⟨

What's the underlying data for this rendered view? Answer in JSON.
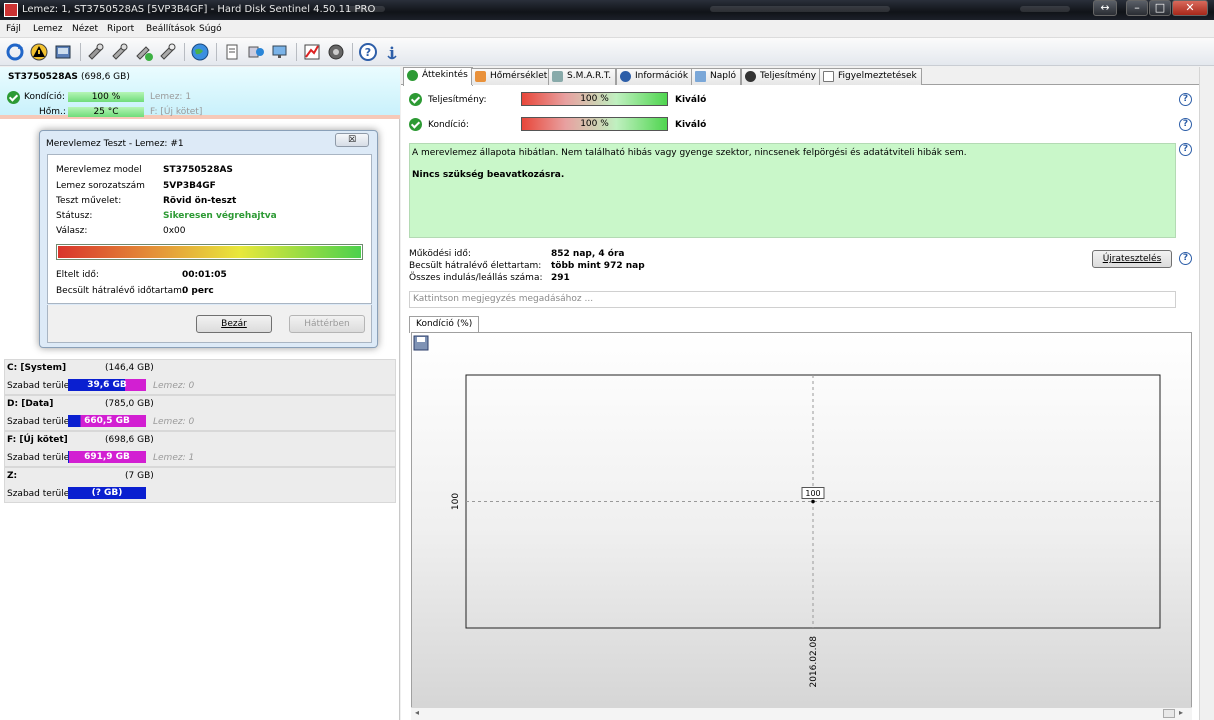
{
  "window": {
    "title": "Lemez: 1, ST3750528AS [5VP3B4GF]  -  Hard Disk Sentinel 4.50.11 PRO"
  },
  "menu": [
    {
      "label": "Fájl"
    },
    {
      "label": "Lemez"
    },
    {
      "label": "Nézet"
    },
    {
      "label": "Riport"
    },
    {
      "label": "Beállítások"
    },
    {
      "label": "Súgó"
    }
  ],
  "disk": {
    "model": "ST3750528AS",
    "size": "(698,6 GB)",
    "health_label": "Kondíció:",
    "health_value": "100 %",
    "health_disk": "Lemez: 1",
    "temp_label": "Hőm.:",
    "temp_value": "25 °C",
    "temp_volume": "F: [Új kötet]"
  },
  "dialog": {
    "title": "Merevlemez Teszt - Lemez: #1",
    "close_label": "☒",
    "rows": [
      {
        "label": "Merevlemez model",
        "value": "ST3750528AS"
      },
      {
        "label": "Lemez sorozatszám",
        "value": "5VP3B4GF"
      },
      {
        "label": "Teszt művelet:",
        "value": "Rövid ön-teszt"
      },
      {
        "label": "Státusz:",
        "value": "Sikeresen végrehajtva"
      },
      {
        "label": "Válasz:",
        "value": "0x00"
      }
    ],
    "progress": 1.0,
    "elapsed_label": "Eltelt idő:",
    "elapsed_value": "00:01:05",
    "remaining_label": "Becsült hátralévő időtartam:",
    "remaining_value": "0 perc",
    "close_button": "Bezár",
    "background_button": "Háttérben"
  },
  "volumes": [
    {
      "name": "C: [System]",
      "size": "(146,4 GB)",
      "free_label": "Szabad terület",
      "free": "39,6 GB",
      "free_fraction": 0.27,
      "disk": "Lemez: 0"
    },
    {
      "name": "D: [Data]",
      "size": "(785,0 GB)",
      "free_label": "Szabad terület",
      "free": "660,5 GB",
      "free_fraction": 0.84,
      "disk": "Lemez: 0"
    },
    {
      "name": "F: [Új kötet]",
      "size": "(698,6 GB)",
      "free_label": "Szabad terület",
      "free": "691,9 GB",
      "free_fraction": 0.99,
      "disk": "Lemez: 1"
    },
    {
      "name": "Z:",
      "size": "(7 GB)",
      "free_label": "Szabad terület",
      "free": "(? GB)",
      "free_fraction": 0.0,
      "disk": ""
    }
  ],
  "tabs": [
    {
      "label": "Áttekintés",
      "icon": "check-icon"
    },
    {
      "label": "Hőmérséklet",
      "icon": "thermometer-icon"
    },
    {
      "label": "S.M.A.R.T.",
      "icon": "smart-icon"
    },
    {
      "label": "Információk",
      "icon": "info-icon"
    },
    {
      "label": "Napló",
      "icon": "log-icon"
    },
    {
      "label": "Teljesítmény",
      "icon": "performance-icon"
    },
    {
      "label": "Figyelmeztetések",
      "icon": "alerts-icon"
    }
  ],
  "overview": {
    "performance_label": "Teljesítmény:",
    "performance_value": "100 %",
    "performance_rating": "Kiváló",
    "health_label": "Kondíció:",
    "health_value": "100 %",
    "health_rating": "Kiváló",
    "message": "A merevlemez állapota hibátlan. Nem található hibás vagy gyenge szektor, nincsenek felpörgési és adatátviteli hibák sem.",
    "advice": "Nincs szükség beavatkozásra.",
    "uptime_label": "Működési idő:",
    "uptime_value": "852 nap, 4 óra",
    "lifetime_label": "Becsült hátralévő élettartam:",
    "lifetime_value": "több mint 972 nap",
    "startstop_label": "Összes indulás/leállás száma:",
    "startstop_value": "291",
    "retest_button": "Újratesztelés",
    "comment_placeholder": "Kattintson megjegyzés megadásához ..."
  },
  "chart_tab": "Kondíció  (%)",
  "chart_data": {
    "type": "line",
    "x": [
      "2016.02.08"
    ],
    "series": [
      {
        "values": [
          100
        ]
      }
    ],
    "ylabel": "",
    "yticks": [
      "100"
    ],
    "data_labels": [
      "100"
    ],
    "grid": true
  },
  "colors": {
    "accent_green": "#2d9a34",
    "volume_blue": "#0a1fd0",
    "volume_magenta": "#d21fd2"
  }
}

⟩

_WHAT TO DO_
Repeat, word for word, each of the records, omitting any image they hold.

_ANSWER TO THIS EXERCISE_
What's the underlying data for this rendered view? Answer in JSON.
{
  "window": {
    "title": "Lemez: 1, ST3750528AS [5VP3B4GF]  -  Hard Disk Sentinel 4.50.11 PRO"
  },
  "menu": [
    {
      "label": "Fájl"
    },
    {
      "label": "Lemez"
    },
    {
      "label": "Nézet"
    },
    {
      "label": "Riport"
    },
    {
      "label": "Beállítások"
    },
    {
      "label": "Súgó"
    }
  ],
  "disk": {
    "model": "ST3750528AS",
    "size": "(698,6 GB)",
    "health_label": "Kondíció:",
    "health_value": "100 %",
    "health_disk": "Lemez: 1",
    "temp_label": "Hőm.:",
    "temp_value": "25 °C",
    "temp_volume": "F: [Új kötet]"
  },
  "dialog": {
    "title": "Merevlemez Teszt - Lemez: #1",
    "close_label": "☒",
    "rows": [
      {
        "label": "Merevlemez model",
        "value": "ST3750528AS"
      },
      {
        "label": "Lemez sorozatszám",
        "value": "5VP3B4GF"
      },
      {
        "label": "Teszt művelet:",
        "value": "Rövid ön-teszt"
      },
      {
        "label": "Státusz:",
        "value": "Sikeresen végrehajtva"
      },
      {
        "label": "Válasz:",
        "value": "0x00"
      }
    ],
    "progress": 1.0,
    "elapsed_label": "Eltelt idő:",
    "elapsed_value": "00:01:05",
    "remaining_label": "Becsült hátralévő időtartam:",
    "remaining_value": "0 perc",
    "close_button": "Bezár",
    "background_button": "Háttérben"
  },
  "volumes": [
    {
      "name": "C: [System]",
      "size": "(146,4 GB)",
      "free_label": "Szabad terület",
      "free": "39,6 GB",
      "free_fraction": 0.27,
      "disk": "Lemez: 0"
    },
    {
      "name": "D: [Data]",
      "size": "(785,0 GB)",
      "free_label": "Szabad terület",
      "free": "660,5 GB",
      "free_fraction": 0.84,
      "disk": "Lemez: 0"
    },
    {
      "name": "F: [Új kötet]",
      "size": "(698,6 GB)",
      "free_label": "Szabad terület",
      "free": "691,9 GB",
      "free_fraction": 0.99,
      "disk": "Lemez: 1"
    },
    {
      "name": "Z:",
      "size": "(7 GB)",
      "free_label": "Szabad terület",
      "free": "(? GB)",
      "free_fraction": 0.0,
      "disk": ""
    }
  ],
  "tabs": [
    {
      "label": "Áttekintés",
      "icon": "check-icon"
    },
    {
      "label": "Hőmérséklet",
      "icon": "thermometer-icon"
    },
    {
      "label": "S.M.A.R.T.",
      "icon": "smart-icon"
    },
    {
      "label": "Információk",
      "icon": "info-icon"
    },
    {
      "label": "Napló",
      "icon": "log-icon"
    },
    {
      "label": "Teljesítmény",
      "icon": "performance-icon"
    },
    {
      "label": "Figyelmeztetések",
      "icon": "alerts-icon"
    }
  ],
  "overview": {
    "performance_label": "Teljesítmény:",
    "performance_value": "100 %",
    "performance_rating": "Kiváló",
    "health_label": "Kondíció:",
    "health_value": "100 %",
    "health_rating": "Kiváló",
    "message": "A merevlemez állapota hibátlan. Nem található hibás vagy gyenge szektor, nincsenek felpörgési és adatátviteli hibák sem.",
    "advice": "Nincs szükség beavatkozásra.",
    "uptime_label": "Működési idő:",
    "uptime_value": "852 nap, 4 óra",
    "lifetime_label": "Becsült hátralévő élettartam:",
    "lifetime_value": "több mint 972 nap",
    "startstop_label": "Összes indulás/leállás száma:",
    "startstop_value": "291",
    "retest_button": "Újratesztelés",
    "comment_placeholder": "Kattintson megjegyzés megadásához ..."
  },
  "chart_tab": "Kondíció  (%)",
  "chart_data": {
    "type": "line",
    "x": [
      "2016.02.08"
    ],
    "series": [
      {
        "values": [
          100
        ]
      }
    ],
    "ylabel": "",
    "yticks": [
      "100"
    ],
    "data_labels": [
      "100"
    ],
    "grid": true
  },
  "colors": {
    "accent_green": "#2d9a34",
    "volume_blue": "#0a1fd0",
    "volume_magenta": "#d21fd2"
  }
}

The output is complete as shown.